What do the terms "belittle," "lunatic fringe" and "iffy" have in common? They were all coined by U.S. presidents. Thomas Jefferson invented "belittle" to complain that the French were disparaging the natural wonders of North America. Theodore Roosevelt created "the lunatic fringe" to belittle Cubists and Impressionists, and Franklin D. Roosevelt devised the term "iffy" to describe dicey situations.
In a delightful new book "Words from the White House" (Walker & Co., $18), veteran lexicographer Paul Dickson uncovers scores of words and phrases coined or popularized by U.S. presidents.
As a creator of words, Jefferson was the neologist in chief. He invented "Anglophobia," "lengthily," "electioneering," "indecipherable," "monotonously" and "pedicure." In fact, he coined the verb "neologize."
But when it comes to forging catch phrases, TR was king. Credit Teddy with first using or popularizing "loose cannon" (to refer to an unpredictable person), "muckraker" (crusading journalist), "pussy- footer" (pusillanimous politician), "mollycoddle," "bully pulpit" (the presidency) and "throw one's hat into the ring."
See whether you can name the president associated with each of these words and phrases in Dickson's book:
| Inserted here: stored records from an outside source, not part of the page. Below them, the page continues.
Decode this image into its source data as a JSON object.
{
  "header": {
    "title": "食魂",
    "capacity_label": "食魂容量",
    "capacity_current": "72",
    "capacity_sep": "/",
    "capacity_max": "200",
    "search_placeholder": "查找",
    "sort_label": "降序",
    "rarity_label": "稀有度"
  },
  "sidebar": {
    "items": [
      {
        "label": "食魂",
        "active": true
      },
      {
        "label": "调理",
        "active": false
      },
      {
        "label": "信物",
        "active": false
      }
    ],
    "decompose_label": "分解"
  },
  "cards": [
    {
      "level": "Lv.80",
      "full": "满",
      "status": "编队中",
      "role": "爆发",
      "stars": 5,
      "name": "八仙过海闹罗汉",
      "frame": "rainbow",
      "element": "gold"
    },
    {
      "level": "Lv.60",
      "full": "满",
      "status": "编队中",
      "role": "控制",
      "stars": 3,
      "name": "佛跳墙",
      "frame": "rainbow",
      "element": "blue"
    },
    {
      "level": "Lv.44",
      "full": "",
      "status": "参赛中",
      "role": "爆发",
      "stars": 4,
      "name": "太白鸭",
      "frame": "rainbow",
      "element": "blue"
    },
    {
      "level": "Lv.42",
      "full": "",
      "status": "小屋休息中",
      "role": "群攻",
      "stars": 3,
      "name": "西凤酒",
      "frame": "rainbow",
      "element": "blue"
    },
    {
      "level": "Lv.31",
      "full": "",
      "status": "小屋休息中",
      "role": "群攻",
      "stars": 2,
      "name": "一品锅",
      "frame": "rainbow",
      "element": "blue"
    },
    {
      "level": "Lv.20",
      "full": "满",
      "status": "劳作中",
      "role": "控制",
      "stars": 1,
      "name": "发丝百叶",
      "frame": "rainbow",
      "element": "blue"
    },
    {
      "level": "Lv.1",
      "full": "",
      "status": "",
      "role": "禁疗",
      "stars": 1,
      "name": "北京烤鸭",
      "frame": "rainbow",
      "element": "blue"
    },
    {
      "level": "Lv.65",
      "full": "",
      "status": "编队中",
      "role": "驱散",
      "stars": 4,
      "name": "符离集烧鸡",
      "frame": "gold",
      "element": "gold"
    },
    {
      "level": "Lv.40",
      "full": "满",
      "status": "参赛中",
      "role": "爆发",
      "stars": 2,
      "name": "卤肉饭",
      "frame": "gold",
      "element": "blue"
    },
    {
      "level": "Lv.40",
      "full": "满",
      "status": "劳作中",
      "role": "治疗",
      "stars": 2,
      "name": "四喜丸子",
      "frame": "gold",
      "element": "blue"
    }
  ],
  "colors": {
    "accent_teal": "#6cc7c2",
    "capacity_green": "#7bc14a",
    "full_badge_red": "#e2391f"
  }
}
2. Military-industrial complex
3. Kitchen cabinet
4. Silent …